PROBLEM TO SOLVE: Repeat each record below exactly as it is written.

[Collected data entries]
------------------------

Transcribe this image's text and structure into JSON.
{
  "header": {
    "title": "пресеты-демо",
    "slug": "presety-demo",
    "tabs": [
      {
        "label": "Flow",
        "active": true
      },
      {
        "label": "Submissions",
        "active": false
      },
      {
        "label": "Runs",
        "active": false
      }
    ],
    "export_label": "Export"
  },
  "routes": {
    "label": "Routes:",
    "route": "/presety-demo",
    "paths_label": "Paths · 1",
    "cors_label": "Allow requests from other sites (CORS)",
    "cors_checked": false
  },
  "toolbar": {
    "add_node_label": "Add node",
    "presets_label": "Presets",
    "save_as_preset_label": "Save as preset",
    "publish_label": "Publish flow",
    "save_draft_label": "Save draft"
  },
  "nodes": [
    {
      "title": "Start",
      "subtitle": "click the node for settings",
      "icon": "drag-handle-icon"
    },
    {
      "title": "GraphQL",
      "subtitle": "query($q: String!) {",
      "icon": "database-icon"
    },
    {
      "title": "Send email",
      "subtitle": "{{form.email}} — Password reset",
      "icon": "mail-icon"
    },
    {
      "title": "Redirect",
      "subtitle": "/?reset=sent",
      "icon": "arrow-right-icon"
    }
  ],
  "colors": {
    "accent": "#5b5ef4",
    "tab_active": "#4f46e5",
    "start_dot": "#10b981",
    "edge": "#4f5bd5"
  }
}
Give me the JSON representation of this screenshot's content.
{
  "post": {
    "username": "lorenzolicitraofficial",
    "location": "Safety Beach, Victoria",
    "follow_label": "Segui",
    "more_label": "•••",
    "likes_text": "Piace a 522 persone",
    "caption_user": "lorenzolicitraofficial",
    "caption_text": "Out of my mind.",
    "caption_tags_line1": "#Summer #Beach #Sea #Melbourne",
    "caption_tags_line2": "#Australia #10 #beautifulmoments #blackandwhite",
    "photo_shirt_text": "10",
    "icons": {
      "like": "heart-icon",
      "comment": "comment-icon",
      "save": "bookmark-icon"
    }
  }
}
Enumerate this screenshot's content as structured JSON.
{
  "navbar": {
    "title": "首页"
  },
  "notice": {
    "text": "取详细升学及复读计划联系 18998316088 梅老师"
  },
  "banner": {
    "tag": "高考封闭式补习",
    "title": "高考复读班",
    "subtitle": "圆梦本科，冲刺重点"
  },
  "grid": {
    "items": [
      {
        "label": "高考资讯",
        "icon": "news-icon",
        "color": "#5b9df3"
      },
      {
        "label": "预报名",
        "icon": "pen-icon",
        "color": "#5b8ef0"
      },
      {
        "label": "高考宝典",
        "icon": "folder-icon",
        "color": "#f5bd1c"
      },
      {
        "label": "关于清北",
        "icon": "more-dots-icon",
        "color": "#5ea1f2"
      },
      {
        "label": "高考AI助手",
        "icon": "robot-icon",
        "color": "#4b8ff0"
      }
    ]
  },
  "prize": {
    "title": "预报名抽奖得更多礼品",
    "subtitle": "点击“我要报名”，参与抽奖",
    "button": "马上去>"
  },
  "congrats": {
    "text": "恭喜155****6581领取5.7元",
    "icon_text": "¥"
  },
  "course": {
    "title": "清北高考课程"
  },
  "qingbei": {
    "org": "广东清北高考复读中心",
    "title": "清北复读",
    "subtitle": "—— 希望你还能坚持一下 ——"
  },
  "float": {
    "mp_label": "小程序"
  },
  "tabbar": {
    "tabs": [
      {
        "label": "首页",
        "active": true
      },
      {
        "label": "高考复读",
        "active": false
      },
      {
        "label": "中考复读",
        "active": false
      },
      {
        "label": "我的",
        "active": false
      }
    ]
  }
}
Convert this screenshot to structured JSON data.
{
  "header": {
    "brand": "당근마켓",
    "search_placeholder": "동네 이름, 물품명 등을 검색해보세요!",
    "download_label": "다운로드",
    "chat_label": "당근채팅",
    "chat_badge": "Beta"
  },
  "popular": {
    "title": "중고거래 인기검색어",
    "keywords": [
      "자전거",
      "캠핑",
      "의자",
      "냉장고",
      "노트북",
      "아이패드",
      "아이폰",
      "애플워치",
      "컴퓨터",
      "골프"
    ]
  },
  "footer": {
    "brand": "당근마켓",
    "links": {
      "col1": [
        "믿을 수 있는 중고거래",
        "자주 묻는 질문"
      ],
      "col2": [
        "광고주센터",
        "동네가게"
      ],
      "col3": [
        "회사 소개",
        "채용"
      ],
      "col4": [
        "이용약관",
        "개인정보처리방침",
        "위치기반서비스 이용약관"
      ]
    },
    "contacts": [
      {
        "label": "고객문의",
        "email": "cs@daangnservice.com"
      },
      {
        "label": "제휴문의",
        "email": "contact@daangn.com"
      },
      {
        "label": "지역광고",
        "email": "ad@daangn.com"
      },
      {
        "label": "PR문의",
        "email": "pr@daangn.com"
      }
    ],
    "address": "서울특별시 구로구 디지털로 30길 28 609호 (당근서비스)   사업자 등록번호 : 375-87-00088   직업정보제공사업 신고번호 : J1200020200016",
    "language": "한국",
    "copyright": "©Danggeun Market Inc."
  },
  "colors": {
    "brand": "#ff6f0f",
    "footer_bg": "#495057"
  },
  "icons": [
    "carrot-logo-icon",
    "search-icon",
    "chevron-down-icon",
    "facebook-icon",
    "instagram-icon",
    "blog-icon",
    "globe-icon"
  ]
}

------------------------

RESPONSE:
Transcribe this image's text and structure into JSON.
{
  "header": {
    "title": "пресеты-демо",
    "slug": "presety-demo",
    "tabs": [
      {
        "label": "Flow",
        "active": true
      },
      {
        "label": "Submissions",
        "active": false
      },
      {
        "label": "Runs",
        "active": false
      }
    ],
    "export_label": "Export"
  },
  "routes": {
    "label": "Routes:",
    "route": "/presety-demo",
    "paths_label": "Paths · 1",
    "cors_label": "Allow requests from other sites (CORS)",
    "cors_checked": false
  },
  "toolbar": {
    "add_node_label": "Add node",
    "presets_label": "Presets",
    "save_as_preset_label": "Save as preset",
    "publish_label": "Publish flow",
    "save_draft_label": "Save draft"
  },
  "nodes": [
    {
      "title": "Start",
      "subtitle": "click the node for settings",
      "icon": "drag-handle-icon"
    },
    {
      "title": "GraphQL",
      "subtitle": "query($q: String!) {",
      "icon": "database-icon"
    },
    {
      "title": "Send email",
      "subtitle": "{{form.email}} — Password reset",
      "icon": "mail-icon"
    },
    {
      "title": "Redirect",
      "subtitle": "/?reset=sent",
      "icon": "arrow-right-icon"
    }
  ],
  "colors": {
    "accent": "#5b5ef4",
    "tab_active": "#4f46e5",
    "start_dot": "#10b981",
    "edge": "#4f5bd5"
  }
}
Give me the JSON representation of this screenshot's content.
{
  "post": {
    "username": "lorenzolicitraofficial",
    "location": "Safety Beach, Victoria",
    "follow_label": "Segui",
    "more_label": "•••",
    "likes_text": "Piace a 522 persone",
    "caption_user": "lorenzolicitraofficial",
    "caption_text": "Out of my mind.",
    "caption_tags_line1": "#Summer #Beach #Sea #Melbourne",
    "caption_tags_line2": "#Australia #10 #beautifulmoments #blackandwhite",
    "photo_shirt_text": "10",
    "icons": {
      "like": "heart-icon",
      "comment": "comment-icon",
      "save": "bookmark-icon"
    }
  }
}
Enumerate this screenshot's content as structured JSON.
{
  "navbar": {
    "title": "首页"
  },
  "notice": {
    "text": "取详细升学及复读计划联系 18998316088 梅老师"
  },
  "banner": {
    "tag": "高考封闭式补习",
    "title": "高考复读班",
    "subtitle": "圆梦本科，冲刺重点"
  },
  "grid": {
    "items": [
      {
        "label": "高考资讯",
        "icon": "news-icon",
        "color": "#5b9df3"
      },
      {
        "label": "预报名",
        "icon": "pen-icon",
        "color": "#5b8ef0"
      },
      {
        "label": "高考宝典",
        "icon": "folder-icon",
        "color": "#f5bd1c"
      },
      {
        "label": "关于清北",
        "icon": "more-dots-icon",
        "color": "#5ea1f2"
      },
      {
        "label": "高考AI助手",
        "icon": "robot-icon",
        "color": "#4b8ff0"
      }
    ]
  },
  "prize": {
    "title": "预报名抽奖得更多礼品",
    "subtitle": "点击“我要报名”，参与抽奖",
    "button": "马上去>"
  },
  "congrats": {
    "text": "恭喜155****6581领取5.7元",
    "icon_text": "¥"
  },
  "course": {
    "title": "清北高考课程"
  },
  "qingbei": {
    "org": "广东清北高考复读中心",
    "title": "清北复读",
    "subtitle": "—— 希望你还能坚持一下 ——"
  },
  "float": {
    "mp_label": "小程序"
  },
  "tabbar": {
    "tabs": [
      {
        "label": "首页",
        "active": true
      },
      {
        "label": "高考复读",
        "active": false
      },
      {
        "label": "中考复读",
        "active": false
      },
      {
        "label": "我的",
        "active": false
      }
    ]
  }
}
Convert this screenshot to structured JSON data.
{
  "header": {
    "brand": "당근마켓",
    "search_placeholder": "동네 이름, 물품명 등을 검색해보세요!",
    "download_label": "다운로드",
    "chat_label": "당근채팅",
    "chat_badge": "Beta"
  },
  "popular": {
    "title": "중고거래 인기검색어",
    "keywords": [
      "자전거",
      "캠핑",
      "의자",
      "냉장고",
      "노트북",
      "아이패드",
      "아이폰",
      "애플워치",
      "컴퓨터",
      "골프"
    ]
  },
  "footer": {
    "brand": "당근마켓",
    "links": {
      "col1": [
        "믿을 수 있는 중고거래",
        "자주 묻는 질문"
      ],
      "col2": [
        "광고주센터",
        "동네가게"
      ],
      "col3": [
        "회사 소개",
        "채용"
      ],
      "col4": [
        "이용약관",
        "개인정보처리방침",
        "위치기반서비스 이용약관"
      ]
    },
    "contacts": [
      {
        "label": "고객문의",
        "email": "cs@daangnservice.com"
      },
      {
        "label": "제휴문의",
        "email": "contact@daangn.com"
      },
      {
        "label": "지역광고",
        "email": "ad@daangn.com"
      },
      {
        "label": "PR문의",
        "email": "pr@daangn.com"
      }
    ],
    "address": "서울특별시 구로구 디지털로 30길 28 609호 (당근서비스)   사업자 등록번호 : 375-87-00088   직업정보제공사업 신고번호 : J1200020200016",
    "language": "한국",
    "copyright": "©Danggeun Market Inc."
  },
  "colors": {
    "brand": "#ff6f0f",
    "footer_bg": "#495057"
  },
  "icons": [
    "carrot-logo-icon",
    "search-icon",
    "chevron-down-icon",
    "facebook-icon",
    "instagram-icon",
    "blog-icon",
    "globe-icon"
  ]
}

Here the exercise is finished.